─── Source data ───

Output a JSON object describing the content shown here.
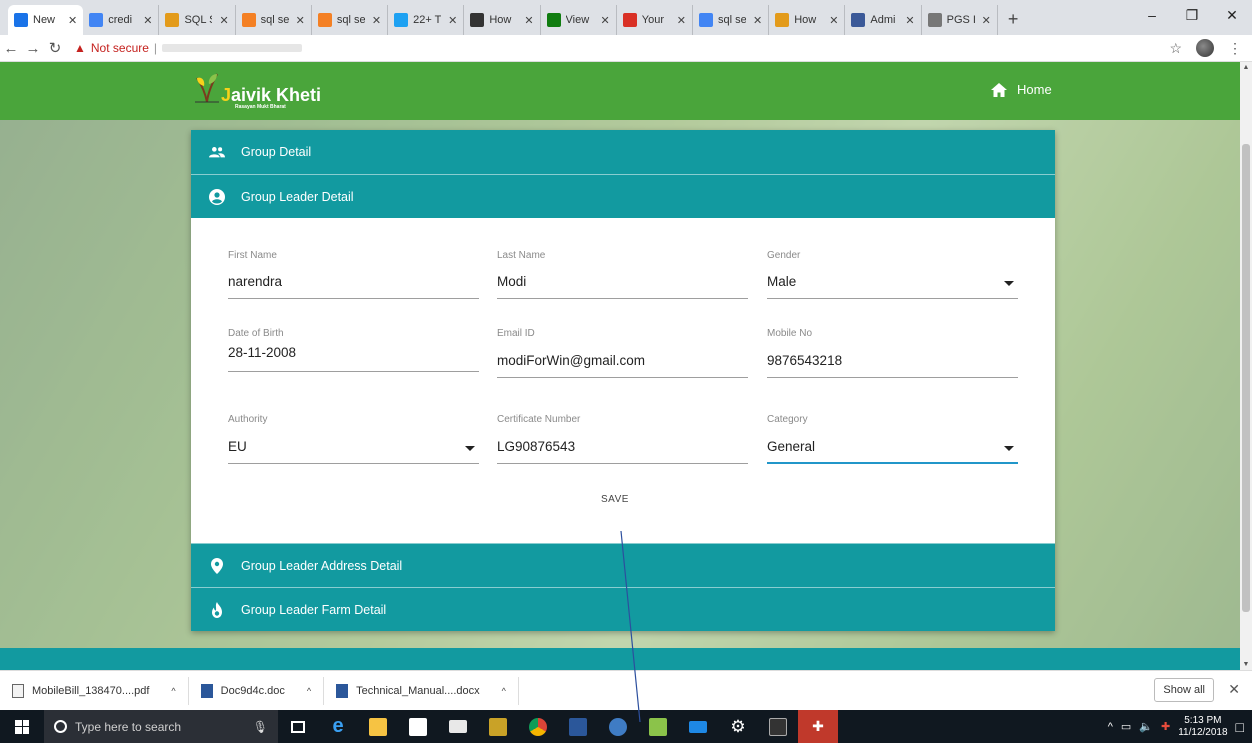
{
  "browser": {
    "tabs": [
      {
        "label": "New",
        "color": "#1a73e8"
      },
      {
        "label": "credi",
        "color": "#4285f4"
      },
      {
        "label": "SQL S",
        "color": "#e39b1b"
      },
      {
        "label": "sql se",
        "color": "#f48024"
      },
      {
        "label": "sql se",
        "color": "#f48024"
      },
      {
        "label": "22+ T",
        "color": "#1da1f2"
      },
      {
        "label": "How",
        "color": "#333333"
      },
      {
        "label": "View",
        "color": "#107c10"
      },
      {
        "label": "Your",
        "color": "#d93025"
      },
      {
        "label": "sql se",
        "color": "#4285f4"
      },
      {
        "label": "How",
        "color": "#e39b1b"
      },
      {
        "label": "Admi",
        "color": "#3b5998"
      },
      {
        "label": "PGS I",
        "color": "#777777"
      }
    ],
    "address": {
      "security_label": "Not secure"
    }
  },
  "header": {
    "logo_main": "aivik Kheti",
    "logo_first": "J",
    "logo_sub": "Rasayan Mukt Bharat",
    "home_label": "Home"
  },
  "panels": {
    "group_detail": "Group Detail",
    "leader_detail": "Group Leader Detail",
    "address_detail": "Group Leader Address Detail",
    "farm_detail": "Group Leader Farm Detail"
  },
  "form": {
    "first_name": {
      "label": "First Name",
      "value": "narendra"
    },
    "last_name": {
      "label": "Last Name",
      "value": "Modi"
    },
    "gender": {
      "label": "Gender",
      "value": "Male"
    },
    "dob": {
      "label": "Date of Birth",
      "value": "28-11-2008"
    },
    "email": {
      "label": "Email ID",
      "value": "modiForWin@gmail.com"
    },
    "mobile": {
      "label": "Mobile No",
      "value": "9876543218"
    },
    "authority": {
      "label": "Authority",
      "value": "EU"
    },
    "certificate": {
      "label": "Certificate Number",
      "value": "LG90876543"
    },
    "category": {
      "label": "Category",
      "value": "General"
    },
    "save_label": "SAVE"
  },
  "downloads": {
    "items": [
      {
        "name": "MobileBill_138470....pdf"
      },
      {
        "name": "Doc9d4c.doc"
      },
      {
        "name": "Technical_Manual....docx"
      }
    ],
    "show_all": "Show all"
  },
  "taskbar": {
    "search_placeholder": "Type here to search",
    "time": "5:13 PM",
    "date": "11/12/2018"
  },
  "colors": {
    "teal": "#129aa0",
    "green": "#4aa53b",
    "focus": "#2196c9"
  }
}
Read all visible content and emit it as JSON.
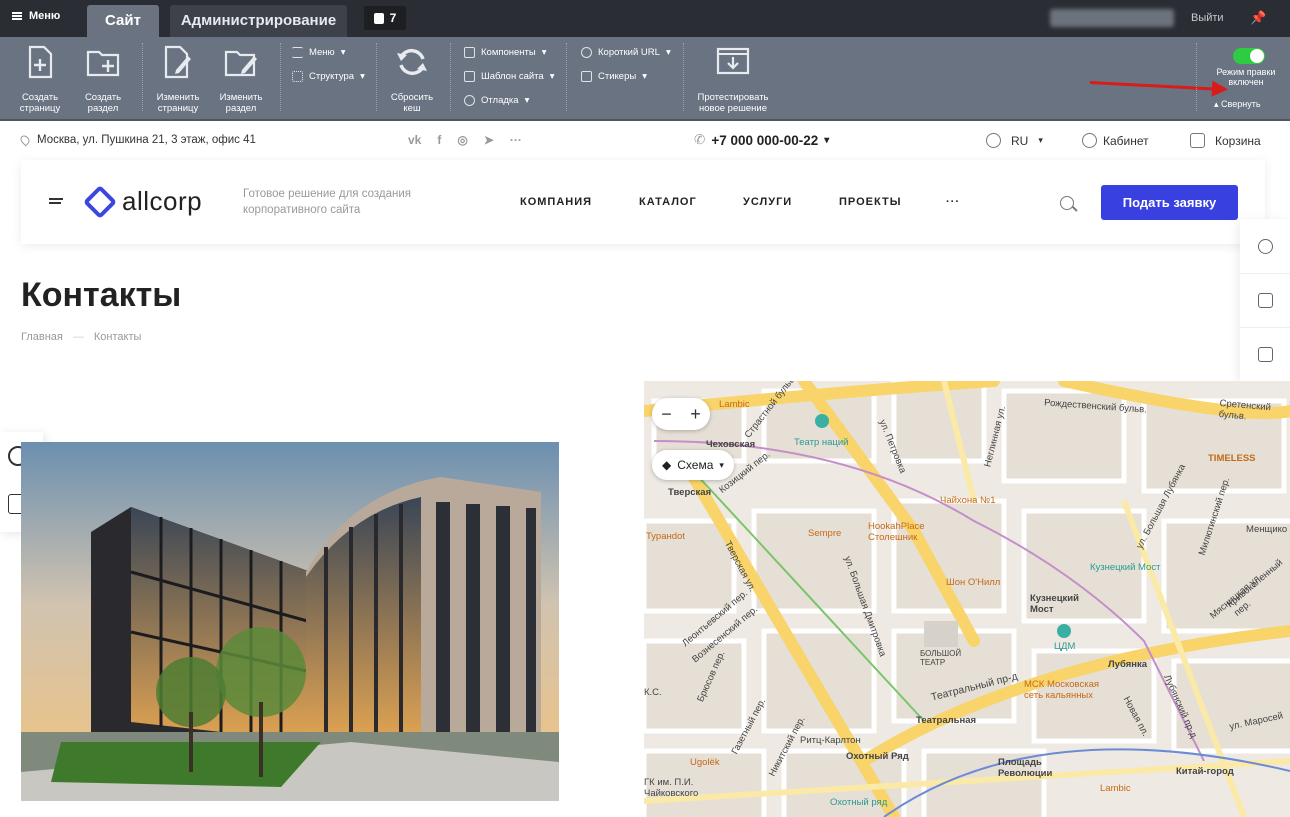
{
  "admin": {
    "menu_label": "Меню",
    "tab_site": "Сайт",
    "tab_admin": "Администрирование",
    "notifications": "7",
    "logout": "Выйти"
  },
  "toolbar": {
    "create_page": "Создать страницу",
    "create_section": "Создать раздел",
    "edit_page": "Изменить страницу",
    "edit_section": "Изменить раздел",
    "menu": "Меню",
    "structure": "Структура",
    "reset_cache": "Сбросить кеш",
    "components": "Компоненты",
    "template": "Шаблон сайта",
    "debug": "Отладка",
    "short_url": "Короткий URL",
    "stickers": "Стикеры",
    "test_solution": "Протестировать новое решение",
    "edit_mode": "Режим правки включен",
    "collapse": "Свернуть"
  },
  "infobar": {
    "address": "Москва, ул. Пушкина 21, 3 этаж, офис 41",
    "socials": [
      "vk",
      "f",
      "◎",
      "➤",
      "···"
    ],
    "phone": "+7 000 000-00-22",
    "lang": "RU",
    "cabinet": "Кабинет",
    "cart": "Корзина"
  },
  "header": {
    "brand": "allcorp",
    "tagline": "Готовое решение для создания корпоративного сайта",
    "nav": [
      "КОМПАНИЯ",
      "КАТАЛОГ",
      "УСЛУГИ",
      "ПРОЕКТЫ",
      "···"
    ],
    "cta": "Подать заявку"
  },
  "page": {
    "title": "Контакты",
    "breadcrumbs": [
      "Главная",
      "—",
      "Контакты"
    ]
  },
  "map": {
    "zoom_out": "−",
    "zoom_in": "+",
    "layer": "Схема",
    "labels": [
      "Lambic",
      "Чеховская",
      "Тверская",
      "Театр наций",
      "Туранdot",
      "Sempre",
      "HookahPlace Столешник",
      "Чайхона №1",
      "Шон О'Нилл",
      "Кузнецкий Мост",
      "ЦДМ",
      "Лубянка",
      "БОЛЬШОЙ ТЕАТР",
      "Театральный пр-д",
      "Театральная",
      "МСК Московская сеть кальянных",
      "TIMELESS",
      "Кузнецкий Мост",
      "Ритц-Карлтон",
      "Охотный Ряд",
      "Площадь Революции",
      "Китай-город",
      "Ugolëk",
      "Lambic",
      "Рождественский бульв.",
      "Сретенский бульв.",
      "Тверская ул.",
      "ул. Петровка",
      "ул. Большая Лубянка",
      "Неглинная ул.",
      "Новая пл.",
      "ул. Маросей",
      "Менщико",
      "Охотный ряд",
      "К.С.",
      "ГК им. П.И. Чайковского",
      "Страстной бульв.",
      "Козицкий пер.",
      "ул. Большая Дмитровка",
      "Брюсов пер.",
      "Газетный пер.",
      "Никитский пер.",
      "Леонтьевский пер.",
      "Вознесенский пер.",
      "Кривоколенный пер.",
      "Лубянский пр-д",
      "Мясницкая ул.",
      "Милютинский пер."
    ]
  }
}
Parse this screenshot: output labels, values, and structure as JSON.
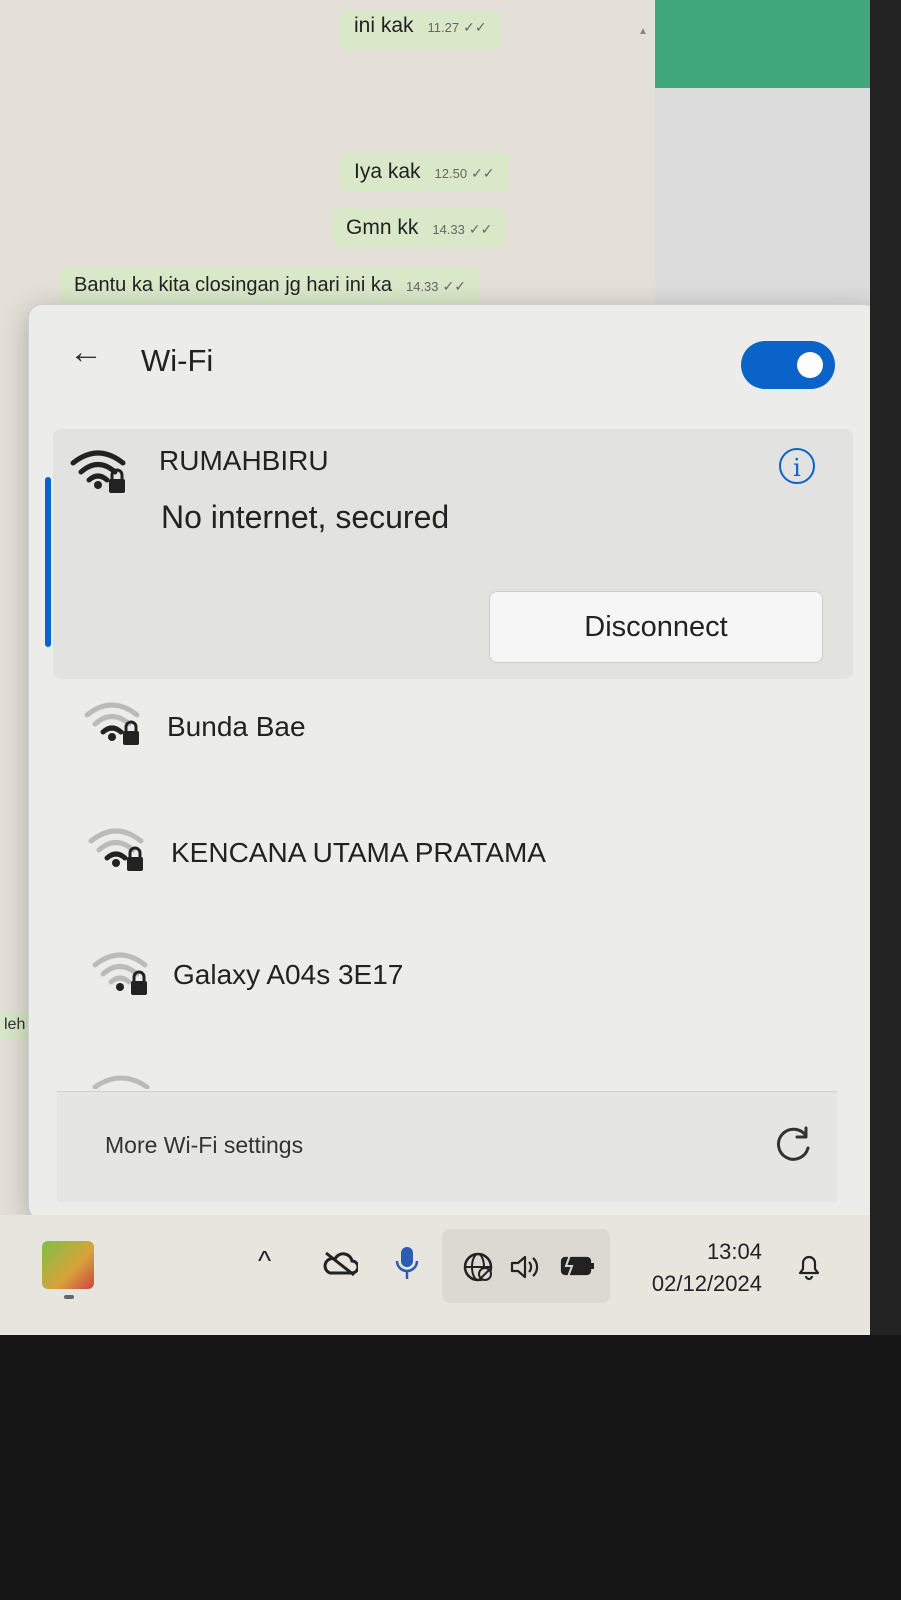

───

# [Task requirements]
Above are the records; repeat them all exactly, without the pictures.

# [Solved problem]
Output a JSON object describing the content shown here.
{
  "browser": {
    "tabs": [
      {
        "label": "New",
        "color": "#1a73e8"
      },
      {
        "label": "credi",
        "color": "#4285f4"
      },
      {
        "label": "SQL S",
        "color": "#e39b1b"
      },
      {
        "label": "sql se",
        "color": "#f48024"
      },
      {
        "label": "sql se",
        "color": "#f48024"
      },
      {
        "label": "22+ T",
        "color": "#1da1f2"
      },
      {
        "label": "How",
        "color": "#333333"
      },
      {
        "label": "View",
        "color": "#107c10"
      },
      {
        "label": "Your",
        "color": "#d93025"
      },
      {
        "label": "sql se",
        "color": "#4285f4"
      },
      {
        "label": "How",
        "color": "#e39b1b"
      },
      {
        "label": "Admi",
        "color": "#3b5998"
      },
      {
        "label": "PGS I",
        "color": "#777777"
      }
    ],
    "address": {
      "security_label": "Not secure"
    }
  },
  "header": {
    "logo_main": "aivik Kheti",
    "logo_first": "J",
    "logo_sub": "Rasayan Mukt Bharat",
    "home_label": "Home"
  },
  "panels": {
    "group_detail": "Group Detail",
    "leader_detail": "Group Leader Detail",
    "address_detail": "Group Leader Address Detail",
    "farm_detail": "Group Leader Farm Detail"
  },
  "form": {
    "first_name": {
      "label": "First Name",
      "value": "narendra"
    },
    "last_name": {
      "label": "Last Name",
      "value": "Modi"
    },
    "gender": {
      "label": "Gender",
      "value": "Male"
    },
    "dob": {
      "label": "Date of Birth",
      "value": "28-11-2008"
    },
    "email": {
      "label": "Email ID",
      "value": "modiForWin@gmail.com"
    },
    "mobile": {
      "label": "Mobile No",
      "value": "9876543218"
    },
    "authority": {
      "label": "Authority",
      "value": "EU"
    },
    "certificate": {
      "label": "Certificate Number",
      "value": "LG90876543"
    },
    "category": {
      "label": "Category",
      "value": "General"
    },
    "save_label": "SAVE"
  },
  "downloads": {
    "items": [
      {
        "name": "MobileBill_138470....pdf"
      },
      {
        "name": "Doc9d4c.doc"
      },
      {
        "name": "Technical_Manual....docx"
      }
    ],
    "show_all": "Show all"
  },
  "taskbar": {
    "search_placeholder": "Type here to search",
    "time": "5:13 PM",
    "date": "11/12/2018"
  },
  "colors": {
    "teal": "#129aa0",
    "green": "#4aa53b",
    "focus": "#2196c9"
  }
}
Read all visible content and emit it as JSON.
{
  "admin": {
    "menu_label": "Меню",
    "tab_site": "Сайт",
    "tab_admin": "Администрирование",
    "notifications": "7",
    "logout": "Выйти"
  },
  "toolbar": {
    "create_page": "Создать страницу",
    "create_section": "Создать раздел",
    "edit_page": "Изменить страницу",
    "edit_section": "Изменить раздел",
    "menu": "Меню",
    "structure": "Структура",
    "reset_cache": "Сбросить кеш",
    "components": "Компоненты",
    "template": "Шаблон сайта",
    "debug": "Отладка",
    "short_url": "Короткий URL",
    "stickers": "Стикеры",
    "test_solution": "Протестировать новое решение",
    "edit_mode": "Режим правки включен",
    "collapse": "Свернуть"
  },
  "infobar": {
    "address": "Москва, ул. Пушкина 21, 3 этаж, офис 41",
    "socials": [
      "vk",
      "f",
      "◎",
      "➤",
      "···"
    ],
    "phone": "+7 000 000-00-22",
    "lang": "RU",
    "cabinet": "Кабинет",
    "cart": "Корзина"
  },
  "header": {
    "brand": "allcorp",
    "tagline": "Готовое решение для создания корпоративного сайта",
    "nav": [
      "КОМПАНИЯ",
      "КАТАЛОГ",
      "УСЛУГИ",
      "ПРОЕКТЫ",
      "···"
    ],
    "cta": "Подать заявку"
  },
  "page": {
    "title": "Контакты",
    "breadcrumbs": [
      "Главная",
      "—",
      "Контакты"
    ]
  },
  "map": {
    "zoom_out": "−",
    "zoom_in": "+",
    "layer": "Схема",
    "labels": [
      "Lambic",
      "Чеховская",
      "Тверская",
      "Театр наций",
      "Туранdot",
      "Sempre",
      "HookahPlace Столешник",
      "Чайхона №1",
      "Шон О'Нилл",
      "Кузнецкий Мост",
      "ЦДМ",
      "Лубянка",
      "БОЛЬШОЙ ТЕАТР",
      "Театральный пр-д",
      "Театральная",
      "МСК Московская сеть кальянных",
      "TIMELESS",
      "Кузнецкий Мост",
      "Ритц-Карлтон",
      "Охотный Ряд",
      "Площадь Революции",
      "Китай-город",
      "Ugolëk",
      "Lambic",
      "Рождественский бульв.",
      "Сретенский бульв.",
      "Тверская ул.",
      "ул. Петровка",
      "ул. Большая Лубянка",
      "Неглинная ул.",
      "Новая пл.",
      "ул. Маросей",
      "Менщико",
      "Охотный ряд",
      "К.С.",
      "ГК им. П.И. Чайковского",
      "Страстной бульв.",
      "Козицкий пер.",
      "ул. Большая Дмитровка",
      "Брюсов пер.",
      "Газетный пер.",
      "Никитский пер.",
      "Леонтьевский пер.",
      "Вознесенский пер.",
      "Кривоколенный пер.",
      "Лубянский пр-д",
      "Мясницкая ул.",
      "Милютинский пер."
    ]
  }
}
Parse this screenshot: output labels, values, and structure as JSON.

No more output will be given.